When I made a decision to visit Bagamoyo, the beach and tropical drinks were on my mind but the trip turned out to be a crash history course. Initially, my plan was to kick back, relax and sip beverages prescribed to holiday makers vacationing in exotic destinations but I ended up being a student soaking up a lot of information.
Bagamoyo is a small town with a population of approximately 30,000 people. It is located 75 kilometers north of Dar es Salaam, Tanzania’s biggest city. Its coastline is an imposing exhibition of high-end hotels and cottages, most of which are owned by German immigrants. Elsewhere, depressing poverty is evident. Behind every posh beach hotel is a poverty-stricken neighbourhood.
Bagamoyo, as I found out, has much more to offer than beautiful sandy beaches and luxury hotels. There is a story behind every town but some stories simply stand out from the rest. Before this particular trip, I had never imagined one could learn so much in one day.
Bagamoyo was an administrative capital of German East Africa and an important trading port. Its history is influenced by traders, missionaries, explorers and colonialists. Towards the end of the 18th Century, traders from Oman settled in Bagamoyo. They began extorting taxes from the native population and extracting salt for export.

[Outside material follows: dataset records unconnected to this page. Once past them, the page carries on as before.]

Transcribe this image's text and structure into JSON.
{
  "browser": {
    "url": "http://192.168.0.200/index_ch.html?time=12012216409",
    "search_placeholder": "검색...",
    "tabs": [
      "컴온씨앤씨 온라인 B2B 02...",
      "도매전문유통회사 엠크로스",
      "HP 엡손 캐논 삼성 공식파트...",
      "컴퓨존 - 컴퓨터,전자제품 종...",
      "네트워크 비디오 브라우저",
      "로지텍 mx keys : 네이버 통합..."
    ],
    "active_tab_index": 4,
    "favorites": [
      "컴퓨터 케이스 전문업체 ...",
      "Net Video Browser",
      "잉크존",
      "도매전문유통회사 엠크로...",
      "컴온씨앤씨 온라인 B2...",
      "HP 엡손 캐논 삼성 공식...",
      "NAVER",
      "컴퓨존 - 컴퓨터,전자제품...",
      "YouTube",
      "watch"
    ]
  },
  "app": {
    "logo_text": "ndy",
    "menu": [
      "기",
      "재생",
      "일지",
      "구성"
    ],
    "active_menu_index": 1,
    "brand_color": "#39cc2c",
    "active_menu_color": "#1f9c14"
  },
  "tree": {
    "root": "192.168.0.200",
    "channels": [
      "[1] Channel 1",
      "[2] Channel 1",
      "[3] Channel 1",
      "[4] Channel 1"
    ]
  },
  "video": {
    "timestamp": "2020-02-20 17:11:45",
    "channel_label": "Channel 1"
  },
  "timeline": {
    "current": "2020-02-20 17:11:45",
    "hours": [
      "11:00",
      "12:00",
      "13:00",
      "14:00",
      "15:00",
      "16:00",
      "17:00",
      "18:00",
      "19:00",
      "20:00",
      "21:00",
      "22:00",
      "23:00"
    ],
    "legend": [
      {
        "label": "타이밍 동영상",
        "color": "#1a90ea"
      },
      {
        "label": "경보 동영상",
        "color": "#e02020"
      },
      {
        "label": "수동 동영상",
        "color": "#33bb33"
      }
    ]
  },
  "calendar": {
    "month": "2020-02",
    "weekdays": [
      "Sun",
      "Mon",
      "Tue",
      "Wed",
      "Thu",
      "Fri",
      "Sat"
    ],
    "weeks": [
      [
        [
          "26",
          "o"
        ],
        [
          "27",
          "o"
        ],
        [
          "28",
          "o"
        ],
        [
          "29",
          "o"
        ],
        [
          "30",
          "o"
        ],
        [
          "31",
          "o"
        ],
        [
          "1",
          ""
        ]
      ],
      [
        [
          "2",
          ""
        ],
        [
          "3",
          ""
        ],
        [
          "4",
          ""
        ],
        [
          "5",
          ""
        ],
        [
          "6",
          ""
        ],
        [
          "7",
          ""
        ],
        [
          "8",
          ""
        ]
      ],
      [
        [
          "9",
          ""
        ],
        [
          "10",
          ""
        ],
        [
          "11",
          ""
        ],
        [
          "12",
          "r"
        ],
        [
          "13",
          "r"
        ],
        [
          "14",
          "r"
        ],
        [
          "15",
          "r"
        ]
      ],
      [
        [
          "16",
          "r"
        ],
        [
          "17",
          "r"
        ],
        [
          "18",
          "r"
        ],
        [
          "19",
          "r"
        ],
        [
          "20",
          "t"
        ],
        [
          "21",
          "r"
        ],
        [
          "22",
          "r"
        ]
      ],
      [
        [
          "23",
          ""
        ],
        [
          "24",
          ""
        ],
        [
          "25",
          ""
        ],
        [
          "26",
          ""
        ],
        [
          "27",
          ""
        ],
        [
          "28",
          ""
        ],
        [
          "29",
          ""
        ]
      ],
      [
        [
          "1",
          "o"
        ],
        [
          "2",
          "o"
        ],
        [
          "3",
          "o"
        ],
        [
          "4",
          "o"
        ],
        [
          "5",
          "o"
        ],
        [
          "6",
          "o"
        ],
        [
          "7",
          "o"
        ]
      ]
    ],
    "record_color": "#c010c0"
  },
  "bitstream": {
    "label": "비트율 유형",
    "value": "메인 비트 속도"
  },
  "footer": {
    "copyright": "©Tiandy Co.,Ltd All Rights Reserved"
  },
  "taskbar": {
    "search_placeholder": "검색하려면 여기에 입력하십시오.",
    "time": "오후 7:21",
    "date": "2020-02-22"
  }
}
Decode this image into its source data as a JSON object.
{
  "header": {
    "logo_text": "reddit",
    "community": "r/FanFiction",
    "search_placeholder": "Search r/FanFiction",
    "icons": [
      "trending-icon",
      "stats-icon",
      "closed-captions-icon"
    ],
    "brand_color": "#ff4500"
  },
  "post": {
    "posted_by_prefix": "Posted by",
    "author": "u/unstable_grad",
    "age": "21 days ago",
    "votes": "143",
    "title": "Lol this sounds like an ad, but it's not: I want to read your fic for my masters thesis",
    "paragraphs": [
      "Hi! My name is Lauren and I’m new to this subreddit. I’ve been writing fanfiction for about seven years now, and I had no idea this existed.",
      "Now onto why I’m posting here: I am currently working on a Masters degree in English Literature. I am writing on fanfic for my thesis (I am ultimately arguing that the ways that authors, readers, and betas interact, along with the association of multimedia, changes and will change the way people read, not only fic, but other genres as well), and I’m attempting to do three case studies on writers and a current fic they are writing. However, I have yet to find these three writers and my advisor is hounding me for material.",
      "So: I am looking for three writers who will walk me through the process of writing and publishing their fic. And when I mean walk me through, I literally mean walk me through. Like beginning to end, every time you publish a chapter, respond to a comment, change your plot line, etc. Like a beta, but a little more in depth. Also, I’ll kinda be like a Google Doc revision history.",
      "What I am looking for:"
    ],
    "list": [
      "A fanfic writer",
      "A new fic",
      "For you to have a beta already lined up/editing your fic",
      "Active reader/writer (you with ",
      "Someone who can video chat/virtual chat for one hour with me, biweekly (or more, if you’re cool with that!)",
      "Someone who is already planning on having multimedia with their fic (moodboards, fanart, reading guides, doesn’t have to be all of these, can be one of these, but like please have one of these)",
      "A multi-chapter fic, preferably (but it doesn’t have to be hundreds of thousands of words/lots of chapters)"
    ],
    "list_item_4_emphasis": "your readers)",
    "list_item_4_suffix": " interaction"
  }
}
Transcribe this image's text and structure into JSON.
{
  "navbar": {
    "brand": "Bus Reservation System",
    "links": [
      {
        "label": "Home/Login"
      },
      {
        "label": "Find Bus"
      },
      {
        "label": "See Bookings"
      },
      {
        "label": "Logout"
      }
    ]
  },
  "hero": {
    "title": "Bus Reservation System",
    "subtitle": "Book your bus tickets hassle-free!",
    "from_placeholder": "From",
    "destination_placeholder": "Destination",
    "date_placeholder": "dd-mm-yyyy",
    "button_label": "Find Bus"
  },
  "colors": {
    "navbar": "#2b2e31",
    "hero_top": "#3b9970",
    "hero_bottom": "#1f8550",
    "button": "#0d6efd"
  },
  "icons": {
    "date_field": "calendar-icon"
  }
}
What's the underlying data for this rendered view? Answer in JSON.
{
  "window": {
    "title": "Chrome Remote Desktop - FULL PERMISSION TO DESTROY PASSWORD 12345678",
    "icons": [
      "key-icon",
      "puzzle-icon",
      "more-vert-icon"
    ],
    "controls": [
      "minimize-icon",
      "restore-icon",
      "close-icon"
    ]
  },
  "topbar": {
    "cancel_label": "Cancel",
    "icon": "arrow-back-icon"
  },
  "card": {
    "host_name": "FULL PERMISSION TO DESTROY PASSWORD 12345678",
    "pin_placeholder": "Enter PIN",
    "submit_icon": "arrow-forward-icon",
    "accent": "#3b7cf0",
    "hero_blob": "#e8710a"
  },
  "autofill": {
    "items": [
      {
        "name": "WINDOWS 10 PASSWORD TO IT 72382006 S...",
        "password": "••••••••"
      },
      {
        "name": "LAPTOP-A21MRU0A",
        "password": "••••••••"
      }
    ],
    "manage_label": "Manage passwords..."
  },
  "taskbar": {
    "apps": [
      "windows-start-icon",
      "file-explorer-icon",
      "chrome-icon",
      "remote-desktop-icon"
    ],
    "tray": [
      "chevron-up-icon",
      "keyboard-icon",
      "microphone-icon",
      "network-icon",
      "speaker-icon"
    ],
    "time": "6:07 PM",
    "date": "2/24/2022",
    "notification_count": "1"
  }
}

In the first half of the 19th Century, ivory and slaves attracted traders from Oman and Yemen. Bagamoyo was also an entry point for missionaries and explorers. In 1868, white catholic "Fathers of the Holy Ghost" acquired land and built their premises. They constructed their church, school and workshops. In addition, they embarked on extensive farming projects.
Many explorers entered Africa through Bagamoyo. These include Richard Burton, John Speke and Henry Stanley. David Livingstone’s body was temporarily buried in Bagamoyo before being shipped back home. A tower is erected at Livingstone’s transitory tomb.
Missionaries entered East and Central Africa via Bagamoyo. Our ancestors were shipped to the slave market via Bagamoyo. The oldest church in this part of the world was built in Bagamoyo and so was the oldest commercial district. The gospel came to us via Bagamoyo and we lost considerable human resources via Bagamoyo. Over the years, the impact of this two-way traffic has shaped the course of history more than you can imagine.
Slave hunters used to capture victims of their illegitimate trade from the interior of the continent and haul them to the Zanzibar-based market via Bagamoyo. This made it easy for international traders to acquire slaves from Africa. Seizing slaves in scattered inland settlements and transferring them to the dock for shipping was both complicated and time consuming.
The process of apprehending slaves and dragging them to the port was also dangerous. In most cases, slave hunters risked their own lives. You don’t expect to pick a strong man and lead him to the market like a goat without resistance. Troops of highly courageous and fearless predators travelled extensively across scattered communities seizing people and ferrying them to the market via Bagamoyo.
While traders were busy selling and buying human beings, missionaries were distributing bibles to Africans who could not read. They were preaching the word of God to the audience that did not understand their language. Did they have other motives other than conveying the message of salvation through Jesus Christ? Probably yes.
The 19th Century saw an influx of outsiders in desperate need of raw materials, slave labour and markets. The discovery of Africa by the outside world led to the scramble and partitioning of the continent, thus paving the way for colonialism. I am sure I had been taught this stuff in a classroom before but no lecture could ever have the same impact as this study tour.
At Kaole archaeological site, I was taken back to the 13th Century during the era of Shirazi settlements but I will save the story behind Kaole ruins for another day.